NPR has an interview with microbiologist Martin Blaser on how antibiotics might be hurting our microbiomes. Blaser has a new book out on the topic (which coincidentally has "our modern plagues" in the subtitle, although Blaser seems to use a different definition than I do at this blog). And if you want to read even more about Blaser, Carl Zimmer has a Q&A at Wired.
The Conversation has a good explainer on whether adults need to be vaccinated (answer: yes, for certain diseases).
Chili's Grill & Bar made the embarrassing decision to promote an anti-vaccine autism awareness group early in April. Emily Willingham describes the controversy at her Forbes blog. Chili's eventually canceled the event.
And in new vaccine technology news, Jesse Hirsch at Modern Farmer has an interesting story about making flu vaccine with tobacco plants.
In agriculture and plant science news
Carl Zimmer has a great piece from his Matter NYT column about vastly different plant species that swap genes, which undermines the argument that genetic engineering is totally unnatural.
Amanda Little has a New Yorker Elements post about a recent cordial GMO debate between Michael Pollan and Pam Ronald. Definitely worth a read—gives me hope that the GMO conversation may some day move on from its current frustrating state.
Kat McGowan has a piece at Slate about plant communication, which I found entirely delightful.
And there is a cool story at Discover about how GMO trees could help clean up the paper industry.
In creepy crawly news
Researchers at Yale have sequenced the genome of the tsetse fly, a vector for sleeping sickness. Read more at the NYT and Discover.

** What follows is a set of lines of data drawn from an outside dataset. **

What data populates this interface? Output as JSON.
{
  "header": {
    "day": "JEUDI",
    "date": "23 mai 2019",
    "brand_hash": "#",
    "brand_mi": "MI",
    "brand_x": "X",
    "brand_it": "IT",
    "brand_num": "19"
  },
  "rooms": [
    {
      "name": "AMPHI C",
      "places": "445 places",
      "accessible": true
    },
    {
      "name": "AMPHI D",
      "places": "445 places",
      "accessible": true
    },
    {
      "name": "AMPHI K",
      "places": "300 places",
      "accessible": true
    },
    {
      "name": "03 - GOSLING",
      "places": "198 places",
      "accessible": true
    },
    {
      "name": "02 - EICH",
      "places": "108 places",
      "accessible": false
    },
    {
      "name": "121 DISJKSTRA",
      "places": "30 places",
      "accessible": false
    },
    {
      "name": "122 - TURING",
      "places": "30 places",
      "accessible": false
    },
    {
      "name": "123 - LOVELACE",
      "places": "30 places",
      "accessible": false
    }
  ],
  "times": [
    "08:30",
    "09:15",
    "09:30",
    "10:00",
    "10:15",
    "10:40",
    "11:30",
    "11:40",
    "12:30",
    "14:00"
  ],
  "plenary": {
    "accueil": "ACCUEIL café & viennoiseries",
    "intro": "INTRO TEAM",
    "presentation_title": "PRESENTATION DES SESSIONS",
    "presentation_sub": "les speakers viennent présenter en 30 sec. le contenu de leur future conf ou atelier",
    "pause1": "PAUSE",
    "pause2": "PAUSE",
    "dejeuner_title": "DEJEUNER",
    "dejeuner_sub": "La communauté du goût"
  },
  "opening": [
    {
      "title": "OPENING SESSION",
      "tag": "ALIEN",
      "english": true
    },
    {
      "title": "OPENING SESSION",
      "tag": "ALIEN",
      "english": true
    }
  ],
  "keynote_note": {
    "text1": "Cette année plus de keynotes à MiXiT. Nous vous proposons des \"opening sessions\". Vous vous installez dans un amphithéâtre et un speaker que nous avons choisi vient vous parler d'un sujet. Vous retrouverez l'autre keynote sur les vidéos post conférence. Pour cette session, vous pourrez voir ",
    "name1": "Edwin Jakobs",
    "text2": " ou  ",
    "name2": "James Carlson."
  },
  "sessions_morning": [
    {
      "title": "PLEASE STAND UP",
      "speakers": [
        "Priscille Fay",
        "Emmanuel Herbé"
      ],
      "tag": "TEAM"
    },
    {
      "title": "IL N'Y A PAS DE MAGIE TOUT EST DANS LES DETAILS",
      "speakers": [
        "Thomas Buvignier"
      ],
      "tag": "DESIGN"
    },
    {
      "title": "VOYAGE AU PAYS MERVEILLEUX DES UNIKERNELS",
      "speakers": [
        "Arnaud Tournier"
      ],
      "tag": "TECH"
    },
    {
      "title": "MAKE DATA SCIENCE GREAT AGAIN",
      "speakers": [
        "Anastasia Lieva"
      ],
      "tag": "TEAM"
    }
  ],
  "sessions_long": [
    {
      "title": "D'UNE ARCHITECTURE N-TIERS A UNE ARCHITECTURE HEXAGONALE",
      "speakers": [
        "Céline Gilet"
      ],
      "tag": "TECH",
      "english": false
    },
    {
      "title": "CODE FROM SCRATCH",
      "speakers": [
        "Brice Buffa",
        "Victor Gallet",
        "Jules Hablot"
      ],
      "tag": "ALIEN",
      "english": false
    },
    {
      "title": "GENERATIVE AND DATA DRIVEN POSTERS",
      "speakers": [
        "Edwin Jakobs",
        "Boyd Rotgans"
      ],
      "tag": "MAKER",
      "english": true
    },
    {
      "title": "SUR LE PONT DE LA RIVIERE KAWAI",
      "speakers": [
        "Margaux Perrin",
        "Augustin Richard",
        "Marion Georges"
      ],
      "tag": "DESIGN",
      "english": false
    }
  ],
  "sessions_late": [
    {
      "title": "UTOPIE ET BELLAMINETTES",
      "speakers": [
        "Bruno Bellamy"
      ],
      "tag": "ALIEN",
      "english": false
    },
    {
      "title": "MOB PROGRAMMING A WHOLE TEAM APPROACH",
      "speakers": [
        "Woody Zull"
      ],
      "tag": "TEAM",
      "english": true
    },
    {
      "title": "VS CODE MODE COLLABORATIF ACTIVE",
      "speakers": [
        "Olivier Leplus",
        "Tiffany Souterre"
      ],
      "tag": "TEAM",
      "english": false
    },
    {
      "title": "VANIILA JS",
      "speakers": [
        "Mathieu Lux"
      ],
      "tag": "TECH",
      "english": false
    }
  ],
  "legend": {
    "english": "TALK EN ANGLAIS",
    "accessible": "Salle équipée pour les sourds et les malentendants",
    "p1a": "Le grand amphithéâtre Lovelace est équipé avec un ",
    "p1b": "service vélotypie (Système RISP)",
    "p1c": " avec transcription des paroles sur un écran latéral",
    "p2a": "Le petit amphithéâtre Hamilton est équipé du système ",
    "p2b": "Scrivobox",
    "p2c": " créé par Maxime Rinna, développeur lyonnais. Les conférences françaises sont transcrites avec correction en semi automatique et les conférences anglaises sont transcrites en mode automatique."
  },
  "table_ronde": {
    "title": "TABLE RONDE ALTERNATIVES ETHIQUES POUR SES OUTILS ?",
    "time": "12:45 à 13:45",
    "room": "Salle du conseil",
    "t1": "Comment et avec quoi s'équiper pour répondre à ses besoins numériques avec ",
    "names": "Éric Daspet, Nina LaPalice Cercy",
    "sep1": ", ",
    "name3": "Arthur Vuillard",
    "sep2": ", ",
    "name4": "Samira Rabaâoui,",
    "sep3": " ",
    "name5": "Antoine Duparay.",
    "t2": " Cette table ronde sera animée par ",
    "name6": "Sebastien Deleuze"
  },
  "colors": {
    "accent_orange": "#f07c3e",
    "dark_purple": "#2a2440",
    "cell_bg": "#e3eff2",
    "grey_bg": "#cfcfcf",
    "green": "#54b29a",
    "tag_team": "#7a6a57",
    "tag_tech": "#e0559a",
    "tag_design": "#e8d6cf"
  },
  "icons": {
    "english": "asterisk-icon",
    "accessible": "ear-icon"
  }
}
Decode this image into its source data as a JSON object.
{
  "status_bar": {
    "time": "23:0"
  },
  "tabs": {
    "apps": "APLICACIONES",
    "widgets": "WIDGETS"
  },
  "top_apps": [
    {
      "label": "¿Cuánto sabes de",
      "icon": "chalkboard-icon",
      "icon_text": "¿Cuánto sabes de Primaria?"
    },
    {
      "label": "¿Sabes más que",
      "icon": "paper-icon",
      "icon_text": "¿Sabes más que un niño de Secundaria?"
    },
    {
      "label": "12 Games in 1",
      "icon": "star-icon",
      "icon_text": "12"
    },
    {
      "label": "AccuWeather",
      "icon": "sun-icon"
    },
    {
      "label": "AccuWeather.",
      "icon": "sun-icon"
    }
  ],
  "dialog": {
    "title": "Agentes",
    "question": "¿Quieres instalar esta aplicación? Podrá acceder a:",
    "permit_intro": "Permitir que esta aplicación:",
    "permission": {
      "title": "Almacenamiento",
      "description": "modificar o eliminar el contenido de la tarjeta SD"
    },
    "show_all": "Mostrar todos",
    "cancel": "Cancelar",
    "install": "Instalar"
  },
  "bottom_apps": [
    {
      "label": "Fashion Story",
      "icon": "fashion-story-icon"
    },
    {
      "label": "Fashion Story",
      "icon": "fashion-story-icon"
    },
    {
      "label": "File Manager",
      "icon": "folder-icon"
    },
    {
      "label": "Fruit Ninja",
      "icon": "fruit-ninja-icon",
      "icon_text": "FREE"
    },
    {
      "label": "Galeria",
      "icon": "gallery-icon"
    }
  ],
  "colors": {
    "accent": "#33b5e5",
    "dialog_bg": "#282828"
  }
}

The Conversation takes a look at the bugs and bacteria that live on our bodies. The hookworm photo is especially haunting.
Brazil has approved a genetically-engineered mosquito that is intended to help fight dengue fever.
I love this story by Rebecca Kreston at Body Horrors about an unusual case of a hospital needle spreading malaria.